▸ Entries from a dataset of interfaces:
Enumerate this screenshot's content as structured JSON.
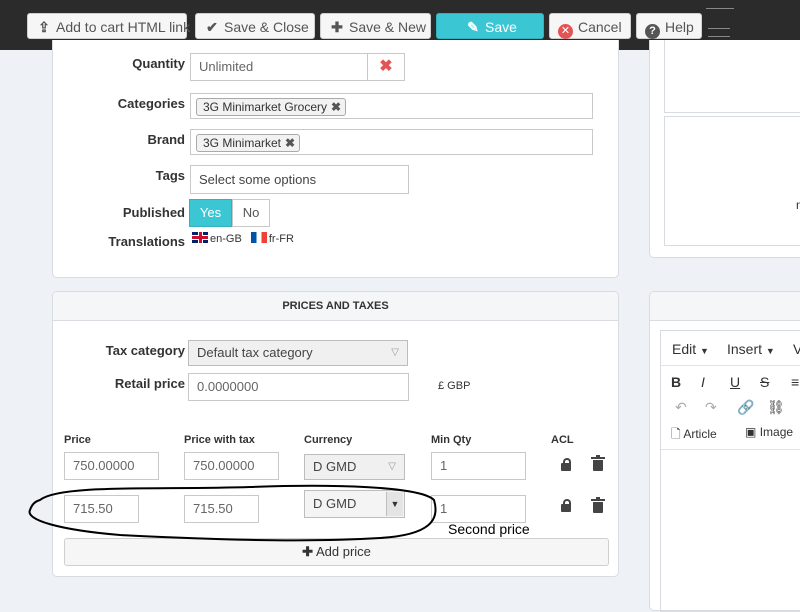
{
  "toolbar": {
    "add_to_cart": "Add to cart HTML link",
    "save_close": "Save & Close",
    "save_new": "Save & New",
    "save": "Save",
    "cancel": "Cancel",
    "help": "Help"
  },
  "form": {
    "quantity": {
      "label": "Quantity",
      "value": "Unlimited"
    },
    "categories": {
      "label": "Categories",
      "chips": [
        "3G Minimarket Grocery"
      ]
    },
    "brand": {
      "label": "Brand",
      "chips": [
        "3G Minimarket"
      ]
    },
    "tags": {
      "label": "Tags",
      "placeholder": "Select some options"
    },
    "published": {
      "label": "Published",
      "yes": "Yes",
      "no": "No",
      "selected": "Yes"
    },
    "translations": {
      "label": "Translations",
      "items": [
        "en-GB",
        "fr-FR"
      ]
    }
  },
  "prices": {
    "title": "PRICES AND TAXES",
    "tax_category": {
      "label": "Tax category",
      "value": "Default tax category"
    },
    "retail_price": {
      "label": "Retail price",
      "value": "0.0000000",
      "currency": "£ GBP"
    },
    "columns": [
      "Price",
      "Price with tax",
      "Currency",
      "Min Qty",
      "ACL"
    ],
    "rows": [
      {
        "price": "750.00000",
        "price_tax": "750.00000",
        "currency": "D GMD",
        "min_qty": "1"
      },
      {
        "price": "715.50",
        "price_tax": "715.50",
        "currency": "D GMD",
        "min_qty": "1"
      }
    ],
    "annotation": "Second price",
    "add_price": "Add price"
  },
  "editor": {
    "menu": [
      "Edit",
      "Insert"
    ],
    "format": [
      "B",
      "I",
      "U",
      "S"
    ],
    "article": "Article",
    "image": "Image"
  },
  "colors": {
    "accent": "#3bc6d3",
    "cancel": "#e25555",
    "annotation": "#000000"
  }
}
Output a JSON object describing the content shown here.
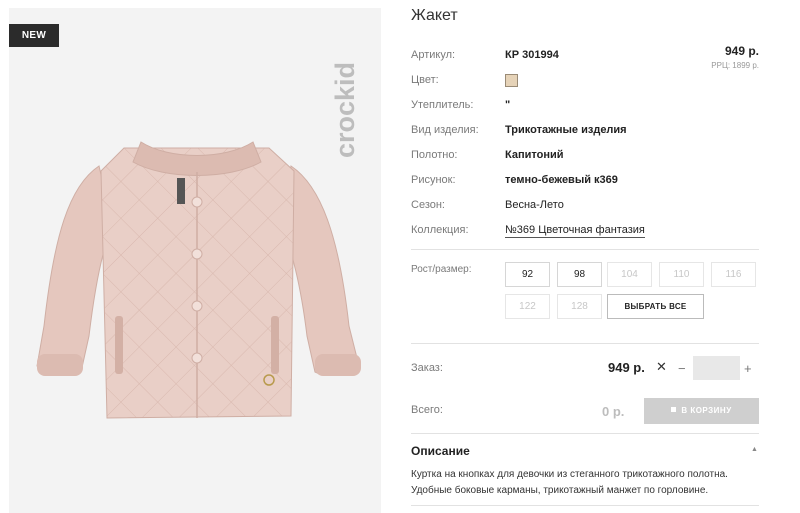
{
  "product": {
    "badge": "NEW",
    "brand": "crockid",
    "title": "Жакет",
    "price": "949 р.",
    "rrp": "РРЦ: 1899 р.",
    "swatch_color": "#e6d3b8"
  },
  "specs": [
    {
      "label": "Артикул:",
      "value": "КР 301994"
    },
    {
      "label": "Цвет:",
      "value": ""
    },
    {
      "label": "Утеплитель:",
      "value": "\""
    },
    {
      "label": "Вид изделия:",
      "value": "Трикотажные изделия"
    },
    {
      "label": "Полотно:",
      "value": "Капитоний"
    },
    {
      "label": "Рисунок:",
      "value": "темно-бежевый к369"
    },
    {
      "label": "Сезон:",
      "value": "Весна-Лето"
    },
    {
      "label": "Коллекция:",
      "value": "№369 Цветочная фантазия"
    }
  ],
  "sizes": {
    "label": "Рост/размер:",
    "options": [
      {
        "value": "92",
        "available": true
      },
      {
        "value": "98",
        "available": true
      },
      {
        "value": "104",
        "available": false
      },
      {
        "value": "110",
        "available": false
      },
      {
        "value": "116",
        "available": false
      },
      {
        "value": "122",
        "available": false
      },
      {
        "value": "128",
        "available": false
      }
    ],
    "select_all": "ВЫБРАТЬ ВСЕ"
  },
  "order": {
    "label": "Заказ:",
    "price": "949 р.",
    "times": "✕",
    "minus": "−",
    "plus": "+",
    "quantity": ""
  },
  "total": {
    "label": "Всего:",
    "value": "0 р.",
    "cart_button": "В КОРЗИНУ"
  },
  "description": {
    "heading": "Описание",
    "text": "Куртка на кнопках для девочки из стеганного трикотажного полотна. Удобные боковые карманы, трикотажный манжет по горловине."
  },
  "colors": {
    "badge_bg": "#2b2b2b",
    "jacket": "#e9cfc7",
    "cart_disabled": "#cfcfcf"
  }
}
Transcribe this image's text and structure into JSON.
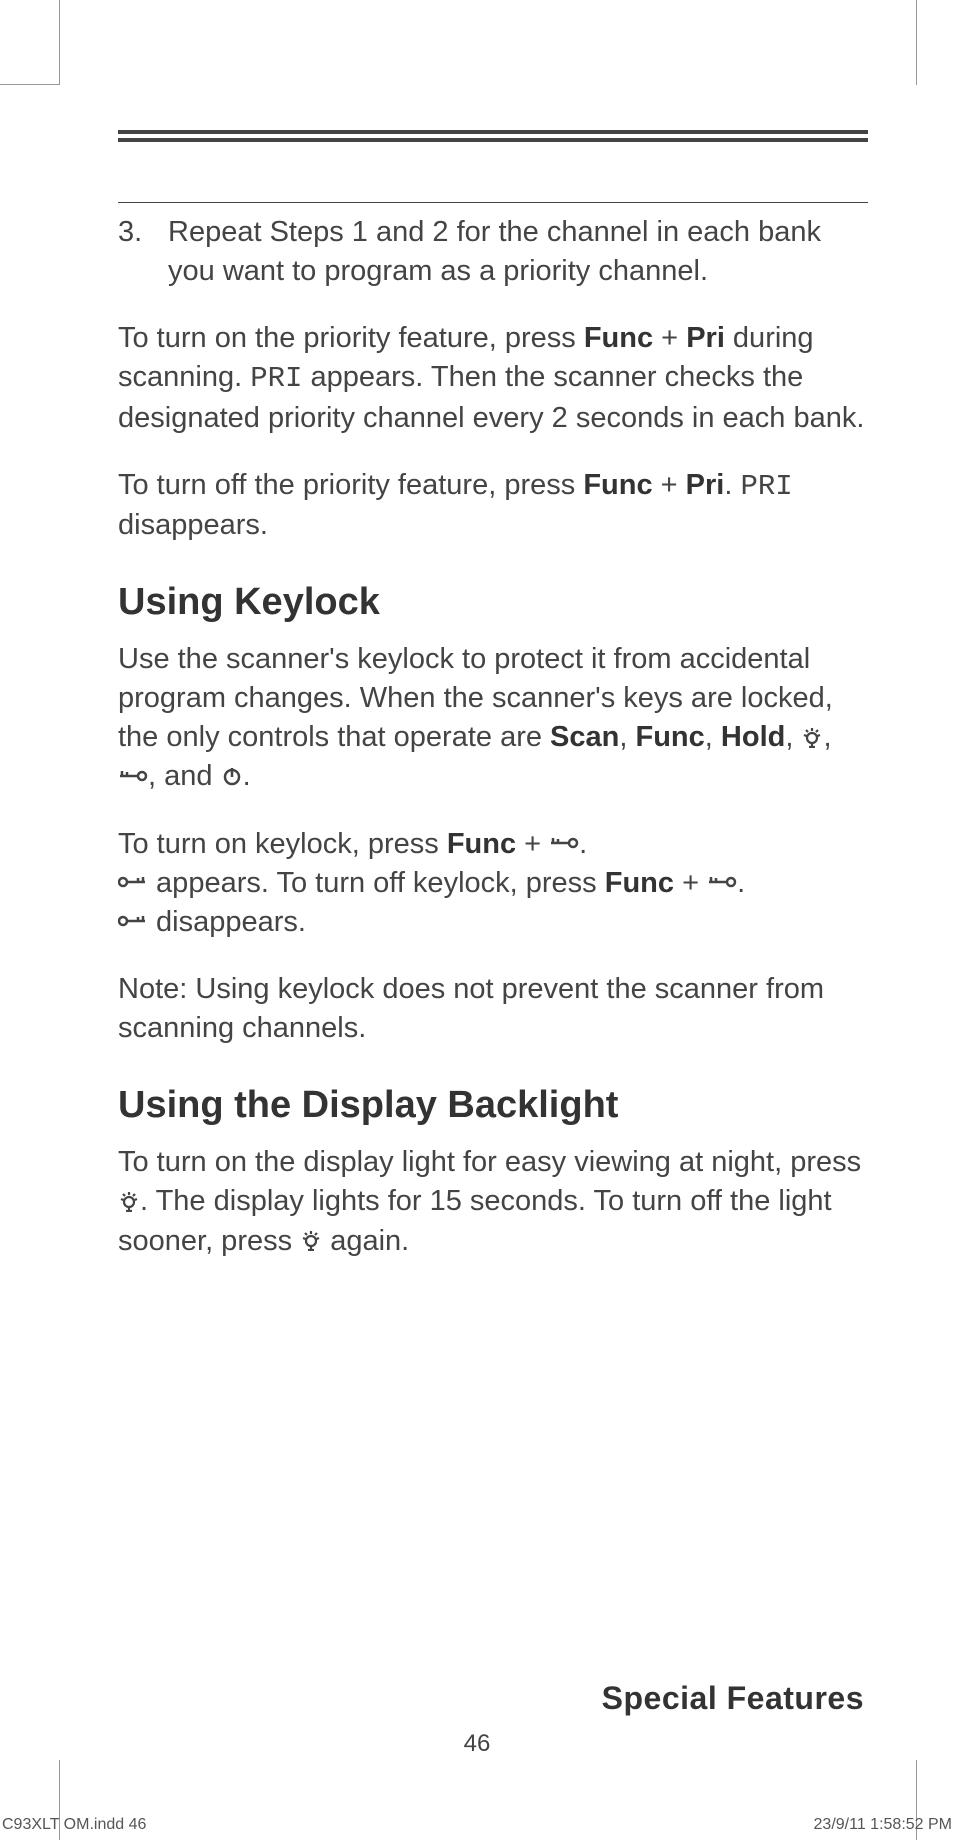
{
  "list": {
    "num3": "3.",
    "item3": "Repeat Steps 1 and 2 for the channel in each bank you want to program as a priority channel."
  },
  "p1": {
    "a": "To turn on the priority feature, press ",
    "func": "Func",
    "plus": " + ",
    "pri": "Pri",
    "b": " during scanning. ",
    "pri_mono": "PRI",
    "c": " appears. Then the scanner checks the designated priority channel every 2 seconds in each bank."
  },
  "p2": {
    "a": "To turn off the priority feature, press ",
    "func": "Func",
    "plus": " + ",
    "pri": "Pri",
    "b": ". ",
    "pri_mono": "PRI",
    "c": " disappears."
  },
  "h_keylock": "Using Keylock",
  "p3": {
    "a": "Use the scanner's keylock to protect it from accidental program changes. When the scanner's keys are locked, the only controls that operate are ",
    "scan": "Scan",
    "c1": ", ",
    "func": "Func",
    "c2": ", ",
    "hold": "Hold",
    "c3": ", ",
    "c4": ", ",
    "c5": ", and ",
    "c6": "."
  },
  "p4": {
    "a": "To turn on keylock, press ",
    "func": "Func",
    "plus": " + ",
    "b": ". ",
    "c": " appears. To turn off keylock, press ",
    "func2": "Func",
    "plus2": " + ",
    "d": ". ",
    "e": " disappears."
  },
  "p5": "Note: Using keylock does not prevent the scanner from scanning channels.",
  "h_backlight": "Using the Display Backlight",
  "p6": {
    "a": "To turn on the display light for easy viewing at night, press ",
    "b": ". The display lights for 15 seconds. To turn off the light sooner, press ",
    "c": " again."
  },
  "section": "Special Features",
  "page_num": "46",
  "footer_left": "C93XLT OM.indd   46",
  "footer_right": "23/9/11   1:58:52 PM"
}
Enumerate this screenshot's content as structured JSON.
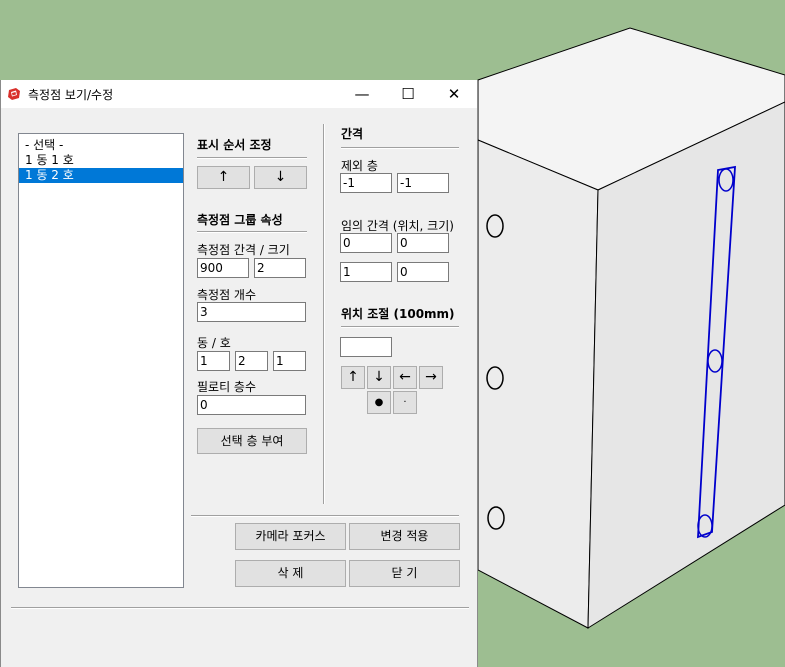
{
  "window": {
    "title": "측정점 보기/수정",
    "minimize_glyph": "—",
    "maximize_glyph": "☐",
    "close_glyph": "✕"
  },
  "list": {
    "items": [
      {
        "label": "- 선택 -",
        "selected": false
      },
      {
        "label": "1 동 1 호",
        "selected": false
      },
      {
        "label": "1 동 2 호",
        "selected": true
      }
    ]
  },
  "order": {
    "title": "표시 순서 조정",
    "up_label": "↑",
    "down_label": "↓"
  },
  "group_props": {
    "title": "측정점 그룹 속성",
    "spacing_size_label": "측정점 간격 / 크기",
    "spacing_value": "900",
    "size_value": "2",
    "count_label": "측정점 개수",
    "count_value": "3",
    "dong_ho_label": "동 / 호",
    "dong_value": "1",
    "ho_value": "2",
    "third_value": "1",
    "piloti_label": "필로티 층수",
    "piloti_value": "0",
    "assign_floor_button": "선택 층 부여"
  },
  "spacing": {
    "title": "간격",
    "exclude_floor_label": "제외 층",
    "exclude_a": "-1",
    "exclude_b": "-1",
    "arbitrary_label": "임의 간격 (위치, 크기)",
    "arb_r1_a": "0",
    "arb_r1_b": "0",
    "arb_r2_a": "1",
    "arb_r2_b": "0"
  },
  "position": {
    "title": "위치 조절 (100mm)",
    "step_value": "",
    "up": "↑",
    "down": "↓",
    "left": "←",
    "right": "→",
    "center": "●",
    "dot": "·"
  },
  "footer": {
    "camera_focus": "카메라 포커스",
    "apply_changes": "변경 적용",
    "delete": "삭 제",
    "close": "닫 기"
  },
  "colors": {
    "desktop_bg": "#9dbe91",
    "dialog_bg": "#f0f0f0",
    "selection": "#0078d7",
    "model_outline": "#0000cc"
  }
}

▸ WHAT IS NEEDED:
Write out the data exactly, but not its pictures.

▸ PROBLEM SOLUTION:
Enumerate this screenshot's content as structured JSON.
{
  "toolbar": {
    "add_to_cart": "Add to cart HTML link",
    "save_close": "Save & Close",
    "save_new": "Save & New",
    "save": "Save",
    "cancel": "Cancel",
    "help": "Help"
  },
  "form": {
    "quantity": {
      "label": "Quantity",
      "value": "Unlimited"
    },
    "categories": {
      "label": "Categories",
      "chips": [
        "3G Minimarket Grocery"
      ]
    },
    "brand": {
      "label": "Brand",
      "chips": [
        "3G Minimarket"
      ]
    },
    "tags": {
      "label": "Tags",
      "placeholder": "Select some options"
    },
    "published": {
      "label": "Published",
      "yes": "Yes",
      "no": "No",
      "selected": "Yes"
    },
    "translations": {
      "label": "Translations",
      "items": [
        "en-GB",
        "fr-FR"
      ]
    }
  },
  "prices": {
    "title": "PRICES AND TAXES",
    "tax_category": {
      "label": "Tax category",
      "value": "Default tax category"
    },
    "retail_price": {
      "label": "Retail price",
      "value": "0.0000000",
      "currency": "£ GBP"
    },
    "columns": [
      "Price",
      "Price with tax",
      "Currency",
      "Min Qty",
      "ACL"
    ],
    "rows": [
      {
        "price": "750.00000",
        "price_tax": "750.00000",
        "currency": "D GMD",
        "min_qty": "1"
      },
      {
        "price": "715.50",
        "price_tax": "715.50",
        "currency": "D GMD",
        "min_qty": "1"
      }
    ],
    "annotation": "Second price",
    "add_price": "Add price"
  },
  "editor": {
    "menu": [
      "Edit",
      "Insert"
    ],
    "format": [
      "B",
      "I",
      "U",
      "S"
    ],
    "article": "Article",
    "image": "Image"
  },
  "colors": {
    "accent": "#3bc6d3",
    "cancel": "#e25555",
    "annotation": "#000000"
  }
}
Output a JSON object describing the content shown here.
{
  "product": {
    "badge": "NEW",
    "brand": "crockid",
    "title": "Жакет",
    "price": "949 р.",
    "rrp": "РРЦ: 1899 р.",
    "swatch_color": "#e6d3b8"
  },
  "specs": [
    {
      "label": "Артикул:",
      "value": "КР 301994"
    },
    {
      "label": "Цвет:",
      "value": ""
    },
    {
      "label": "Утеплитель:",
      "value": "\""
    },
    {
      "label": "Вид изделия:",
      "value": "Трикотажные изделия"
    },
    {
      "label": "Полотно:",
      "value": "Капитоний"
    },
    {
      "label": "Рисунок:",
      "value": "темно-бежевый к369"
    },
    {
      "label": "Сезон:",
      "value": "Весна-Лето"
    },
    {
      "label": "Коллекция:",
      "value": "№369 Цветочная фантазия"
    }
  ],
  "sizes": {
    "label": "Рост/размер:",
    "options": [
      {
        "value": "92",
        "available": true
      },
      {
        "value": "98",
        "available": true
      },
      {
        "value": "104",
        "available": false
      },
      {
        "value": "110",
        "available": false
      },
      {
        "value": "116",
        "available": false
      },
      {
        "value": "122",
        "available": false
      },
      {
        "value": "128",
        "available": false
      }
    ],
    "select_all": "ВЫБРАТЬ ВСЕ"
  },
  "order": {
    "label": "Заказ:",
    "price": "949 р.",
    "times": "✕",
    "minus": "−",
    "plus": "+",
    "quantity": ""
  },
  "total": {
    "label": "Всего:",
    "value": "0 р.",
    "cart_button": "В КОРЗИНУ"
  },
  "description": {
    "heading": "Описание",
    "text": "Куртка на кнопках для девочки из стеганного трикотажного полотна. Удобные боковые карманы, трикотажный манжет по горловине."
  },
  "colors": {
    "badge_bg": "#2b2b2b",
    "jacket": "#e9cfc7",
    "cart_disabled": "#cfcfcf"
  }
}
Transcribe this image's text and structure into JSON.
{
  "list": {
    "num3": "3.",
    "item3": "Repeat Steps 1 and 2 for the channel in each bank you want to program as a priority channel."
  },
  "p1": {
    "a": "To turn on the priority feature, press ",
    "func": "Func",
    "plus": " + ",
    "pri": "Pri",
    "b": " during scanning. ",
    "pri_mono": "PRI",
    "c": " appears. Then the scanner checks the designated priority channel every 2 seconds in each bank."
  },
  "p2": {
    "a": "To turn off the priority feature, press ",
    "func": "Func",
    "plus": " + ",
    "pri": "Pri",
    "b": ". ",
    "pri_mono": "PRI",
    "c": " disappears."
  },
  "h_keylock": "Using Keylock",
  "p3": {
    "a": "Use the scanner's keylock to protect it from accidental program changes. When the scanner's keys are locked, the only controls that operate are ",
    "scan": "Scan",
    "c1": ", ",
    "func": "Func",
    "c2": ", ",
    "hold": "Hold",
    "c3": ", ",
    "c4": ", ",
    "c5": ", and ",
    "c6": "."
  },
  "p4": {
    "a": "To turn on keylock, press ",
    "func": "Func",
    "plus": " + ",
    "b": ". ",
    "c": " appears. To turn off keylock, press ",
    "func2": "Func",
    "plus2": " + ",
    "d": ". ",
    "e": " disappears."
  },
  "p5": "Note: Using keylock does not prevent the scanner from scanning channels.",
  "h_backlight": "Using the Display Backlight",
  "p6": {
    "a": "To turn on the display light for easy viewing at night, press ",
    "b": ". The display lights for 15 seconds. To turn off the light sooner, press ",
    "c": " again."
  },
  "section": "Special Features",
  "page_num": "46",
  "footer_left": "C93XLT OM.indd   46",
  "footer_right": "23/9/11   1:58:52 PM"
}
Enumerate this screenshot's content as structured JSON.
{
  "window": {
    "title": "측정점 보기/수정",
    "minimize_glyph": "—",
    "maximize_glyph": "☐",
    "close_glyph": "✕"
  },
  "list": {
    "items": [
      {
        "label": "- 선택 -",
        "selected": false
      },
      {
        "label": "1 동 1 호",
        "selected": false
      },
      {
        "label": "1 동 2 호",
        "selected": true
      }
    ]
  },
  "order": {
    "title": "표시 순서 조정",
    "up_label": "↑",
    "down_label": "↓"
  },
  "group_props": {
    "title": "측정점 그룹 속성",
    "spacing_size_label": "측정점 간격 / 크기",
    "spacing_value": "900",
    "size_value": "2",
    "count_label": "측정점 개수",
    "count_value": "3",
    "dong_ho_label": "동 / 호",
    "dong_value": "1",
    "ho_value": "2",
    "third_value": "1",
    "piloti_label": "필로티 층수",
    "piloti_value": "0",
    "assign_floor_button": "선택 층 부여"
  },
  "spacing": {
    "title": "간격",
    "exclude_floor_label": "제외 층",
    "exclude_a": "-1",
    "exclude_b": "-1",
    "arbitrary_label": "임의 간격 (위치, 크기)",
    "arb_r1_a": "0",
    "arb_r1_b": "0",
    "arb_r2_a": "1",
    "arb_r2_b": "0"
  },
  "position": {
    "title": "위치 조절 (100mm)",
    "step_value": "",
    "up": "↑",
    "down": "↓",
    "left": "←",
    "right": "→",
    "center": "●",
    "dot": "·"
  },
  "footer": {
    "camera_focus": "카메라 포커스",
    "apply_changes": "변경 적용",
    "delete": "삭 제",
    "close": "닫 기"
  },
  "colors": {
    "desktop_bg": "#9dbe91",
    "dialog_bg": "#f0f0f0",
    "selection": "#0078d7",
    "model_outline": "#0000cc"
  }
}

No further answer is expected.